#### Study material
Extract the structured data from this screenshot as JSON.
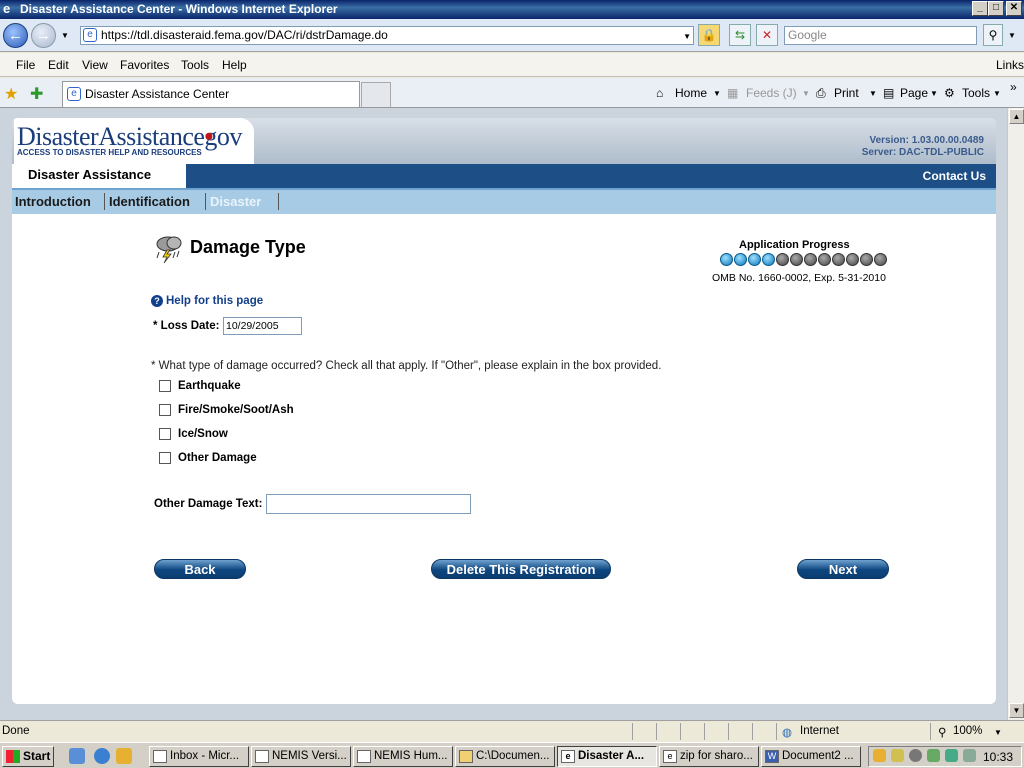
{
  "window": {
    "title": "Disaster Assistance Center - Windows Internet Explorer",
    "minimize": "_",
    "maximize": "□",
    "close": "✕"
  },
  "address": {
    "url": "https://tdl.disasteraid.fema.gov/DAC/ri/dstrDamage.do",
    "search_placeholder": "Google"
  },
  "menu": [
    "File",
    "Edit",
    "View",
    "Favorites",
    "Tools",
    "Help"
  ],
  "menu_links": "Links",
  "tab": {
    "title": "Disaster Assistance Center"
  },
  "toolbar": {
    "home": "Home",
    "feeds": "Feeds (J)",
    "print": "Print",
    "page": "Page",
    "tools": "Tools"
  },
  "site": {
    "logo_main": "DisasterAssistance",
    "logo_dot": "•",
    "logo_gov": "gov",
    "logo_tagline": "ACCESS TO DISASTER HELP AND RESOURCES",
    "version": "Version: 1.03.00.00.0489",
    "server": "Server: DAC-TDL-PUBLIC",
    "section_tab": "Disaster Assistance",
    "contact": "Contact Us",
    "subnav": [
      "Introduction",
      "Identification",
      "Disaster"
    ]
  },
  "form": {
    "title": "Damage Type",
    "progress_label": "Application Progress",
    "progress": {
      "completed": 4,
      "total": 12
    },
    "omb": "OMB No. 1660-0002, Exp. 5-31-2010",
    "help": "Help for this page",
    "loss_date_label": "* Loss Date:",
    "loss_date_value": "10/29/2005",
    "question": "* What type of damage occurred? Check all that apply. If \"Other\", please explain in the box provided.",
    "options": [
      "Earthquake",
      "Fire/Smoke/Soot/Ash",
      "Ice/Snow",
      "Other Damage"
    ],
    "other_label": "Other Damage Text:",
    "other_value": "",
    "back": "Back",
    "delete": "Delete This Registration",
    "next": "Next"
  },
  "status": {
    "left": "Done",
    "zone": "Internet",
    "zoom": "100%"
  },
  "taskbar": {
    "start": "Start",
    "tasks": [
      "Inbox - Micr...",
      "NEMIS Versi...",
      "NEMIS Hum...",
      "C:\\Documen...",
      "Disaster A...",
      "zip for sharo...",
      "Document2 ..."
    ],
    "clock": "10:33"
  }
}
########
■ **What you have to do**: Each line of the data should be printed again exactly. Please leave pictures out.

■ **Response**:
Extract the structured data from this screenshot as JSON.
{
  "window": {
    "title": "Disaster Assistance Center - Windows Internet Explorer",
    "minimize": "_",
    "maximize": "□",
    "close": "✕"
  },
  "address": {
    "url": "https://tdl.disasteraid.fema.gov/DAC/ri/dstrDamage.do",
    "search_placeholder": "Google"
  },
  "menu": [
    "File",
    "Edit",
    "View",
    "Favorites",
    "Tools",
    "Help"
  ],
  "menu_links": "Links",
  "tab": {
    "title": "Disaster Assistance Center"
  },
  "toolbar": {
    "home": "Home",
    "feeds": "Feeds (J)",
    "print": "Print",
    "page": "Page",
    "tools": "Tools"
  },
  "site": {
    "logo_main": "DisasterAssistance",
    "logo_dot": "•",
    "logo_gov": "gov",
    "logo_tagline": "ACCESS TO DISASTER HELP AND RESOURCES",
    "version": "Version: 1.03.00.00.0489",
    "server": "Server: DAC-TDL-PUBLIC",
    "section_tab": "Disaster Assistance",
    "contact": "Contact Us",
    "subnav": [
      "Introduction",
      "Identification",
      "Disaster"
    ]
  },
  "form": {
    "title": "Damage Type",
    "progress_label": "Application Progress",
    "progress": {
      "completed": 4,
      "total": 12
    },
    "omb": "OMB No. 1660-0002, Exp. 5-31-2010",
    "help": "Help for this page",
    "loss_date_label": "* Loss Date:",
    "loss_date_value": "10/29/2005",
    "question": "* What type of damage occurred? Check all that apply. If \"Other\", please explain in the box provided.",
    "options": [
      "Earthquake",
      "Fire/Smoke/Soot/Ash",
      "Ice/Snow",
      "Other Damage"
    ],
    "other_label": "Other Damage Text:",
    "other_value": "",
    "back": "Back",
    "delete": "Delete This Registration",
    "next": "Next"
  },
  "status": {
    "left": "Done",
    "zone": "Internet",
    "zoom": "100%"
  },
  "taskbar": {
    "start": "Start",
    "tasks": [
      "Inbox - Micr...",
      "NEMIS Versi...",
      "NEMIS Hum...",
      "C:\\Documen...",
      "Disaster A...",
      "zip for sharo...",
      "Document2 ..."
    ],
    "clock": "10:33"
  }
}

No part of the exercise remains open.